I consider myself a freelance writer and a novelist. It was always going to be novel writing first and freelance to pay the bills until my breakout work hit bookstores everywhere and then a poorly-cast movie bastardizing my famous book made me rich.
Five years later, with three completed novels (one self-published) and a realization the fiction market is an entirely different animal than I imagined, my perspective has changed. That plan to write a novel? Still there, but freelance work has become a passion in its own right. And—surprise, surprise—all that novel writing improved my approach to freelance articles. Here are my top three tips.
1) Story Matters
What sells a novel? The ability of an author to capture the reader from the first line and never let go. I’ve read books fall far short of grammatical perfection but are so compelling I can ignore sentence construction. In freelance work, the space you’re given to work with is much shorter and if you’re talking to industry experts they’ll pick up on grammar issues. But story remains the key. Get readers past the first few lines and chances are they’ll stay to the end.
2) Plan Ahead
I was never much for planning out character arcs or plot developments, but after my third attempt at a full-length novel failed around chapter four I realized I had a problem. Great ideas only go so far when they don’t connect to a more meaningful concept, and so I learned to plan (at least a little).
The same goes for freelance pieces.
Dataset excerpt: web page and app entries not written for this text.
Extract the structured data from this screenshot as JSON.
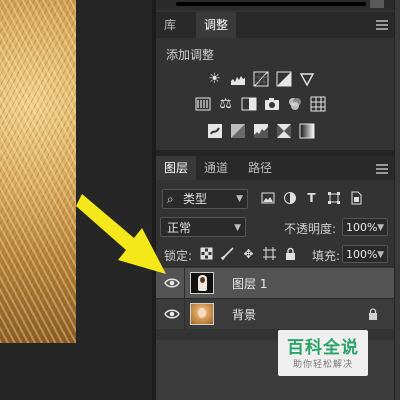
{
  "colors": {
    "panel": "#333333",
    "selected_layer": "#545454",
    "arrow": "#f5e81a",
    "watermark_text": "#2aa36a"
  },
  "adjustments_panel": {
    "tabs": [
      "库",
      "调整"
    ],
    "active_tab": "调整",
    "section_label": "添加调整",
    "icon_rows": [
      [
        "brightness-contrast-icon",
        "levels-icon",
        "curves-icon",
        "exposure-icon",
        "gradient-triangle-icon"
      ],
      [
        "vibrance-icon",
        "color-balance-icon",
        "black-white-icon",
        "photo-filter-icon",
        "channel-mixer-icon",
        "color-lookup-icon"
      ],
      [
        "invert-icon",
        "posterize-icon",
        "threshold-icon",
        "selective-color-icon",
        "gradient-map-icon"
      ]
    ]
  },
  "layers_panel": {
    "tabs": [
      "图层",
      "通道",
      "路径"
    ],
    "active_tab": "图层",
    "filter_label": "类型",
    "blend_mode": "正常",
    "opacity_label": "不透明度:",
    "opacity_value": "100%",
    "lock_label": "锁定:",
    "fill_label": "填充:",
    "fill_value": "100%",
    "layers": [
      {
        "name": "图层 1",
        "visible": true,
        "selected": true,
        "locked": false
      },
      {
        "name": "背景",
        "visible": true,
        "selected": false,
        "locked": true
      }
    ]
  },
  "watermark": {
    "title": "百科全说",
    "subtitle": "助你轻松解决"
  }
}
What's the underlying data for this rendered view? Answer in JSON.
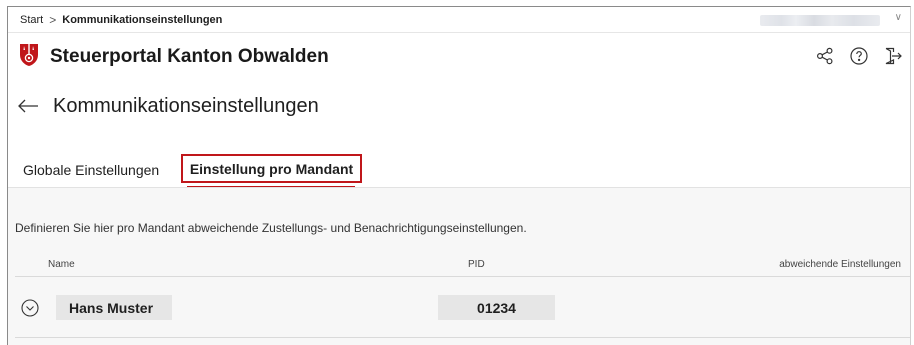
{
  "breadcrumb": {
    "start": "Start",
    "separator": ">",
    "current": "Kommunikationseinstellungen"
  },
  "user_menu": {
    "chevron": "∨"
  },
  "header": {
    "title": "Steuerportal Kanton Obwalden"
  },
  "page": {
    "title": "Kommunikationseinstellungen"
  },
  "tabs": [
    {
      "label": "Globale Einstellungen",
      "selected": false
    },
    {
      "label": "Einstellung pro Mandant",
      "selected": true
    }
  ],
  "content": {
    "description": "Definieren Sie hier pro Mandant abweichende Zustellungs- und Benachrichtigungseinstellungen.",
    "columns": {
      "name": "Name",
      "pid": "PID",
      "diff": "abweichende Einstellungen"
    },
    "rows": [
      {
        "name": "Hans Muster",
        "pid": "01234"
      }
    ]
  },
  "icons": [
    "share-icon",
    "help-icon",
    "logout-icon",
    "back-arrow-icon",
    "expand-circle-icon",
    "canton-logo"
  ],
  "colors": {
    "accent": "#c0161a",
    "content_bg": "#f7f7f7",
    "cell_bg": "#e6e6e6"
  }
}
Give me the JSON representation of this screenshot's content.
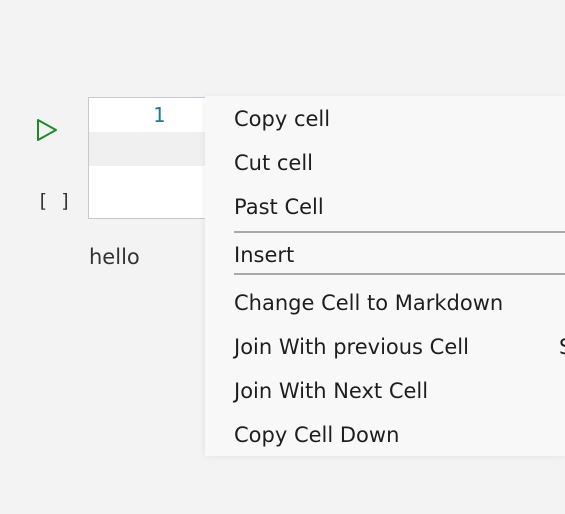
{
  "cell": {
    "run_icon": "play-icon",
    "execution_count": "[ ]",
    "line_number": "1",
    "output": "hello"
  },
  "context_menu": {
    "items": [
      {
        "label": "Copy cell"
      },
      {
        "label": "Cut cell"
      },
      {
        "label": "Past Cell"
      },
      {
        "label": "Insert"
      },
      {
        "label": "Change Cell to Markdown"
      },
      {
        "label": "Join With previous Cell",
        "shortcut": "S"
      },
      {
        "label": "Join With Next Cell"
      },
      {
        "label": "Copy Cell Down"
      }
    ]
  },
  "colors": {
    "run_icon": "#1e8a28",
    "line_number": "#237893",
    "menu_background": "#f8f8f8",
    "divider": "#a9a9a9"
  }
}
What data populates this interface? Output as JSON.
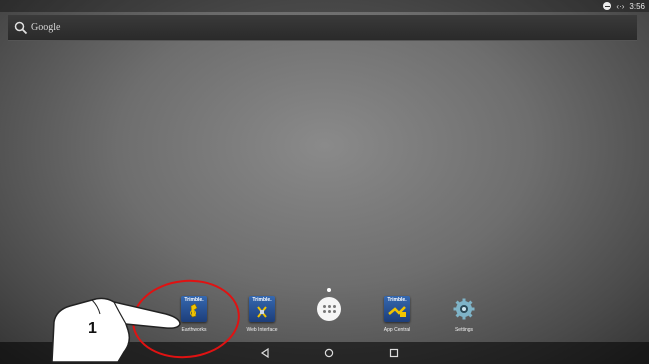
{
  "status_bar": {
    "time": "3:56"
  },
  "search": {
    "label": "Google"
  },
  "dock": {
    "apps": [
      {
        "label": "Earthworks",
        "brand": "Trimble."
      },
      {
        "label": "Web Interface",
        "brand": "Trimble."
      },
      {
        "label": "App Central",
        "brand": "Trimble."
      },
      {
        "label": "Settings"
      }
    ]
  },
  "annotation": {
    "step": "1"
  },
  "colors": {
    "annotation_ring": "#e01212",
    "trimble_blue": "#2a55a0"
  }
}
Find a few interesting sources, then brainstorm about how they relate—this is even better if the connection isn’t immediately obvious. Work through a general plan for your piece, moving from intro to supporting paragraphs to conclusion. Don’t aim for a word-by-word breakdown, but at least get a general idea where you’re headed. That way if things go sideways you’ll know it, and you’ll be able to tell if writing off the beaten path is better or worse than the original plan.
3) Just Write
I can’t stress this one enough. Sure, most first-timer fiction novels land between 70,000 and 100,000 words, while freelance work tends toward sub-1000, but it’s often terrifying to put hands to keyboard and start typing. Bottom line, though? You need to write. This means when you’re not feeling your creative best, when the coffee didn’t kick in or you’re fighting with your spouse. This means when you’re convinced everything you write is garbage, you’re depressed that you can’t find steady work and you’re angry when you read content online that’s much worse than yours.
What I’ve learned over three novels and hundreds of thousands of words of freelance writing? Do it enough, and you start to do it well. Yes, that’s assuming you have some modicum of talent to begin with, but write everyday without exception and guess what, it becomes something you do instead of something you want to do.
Novelists, man. They’re long-winded and sometimes self-important, but offer salient advice for freelances: Craft a story, plan ahead, and always, always keep writing.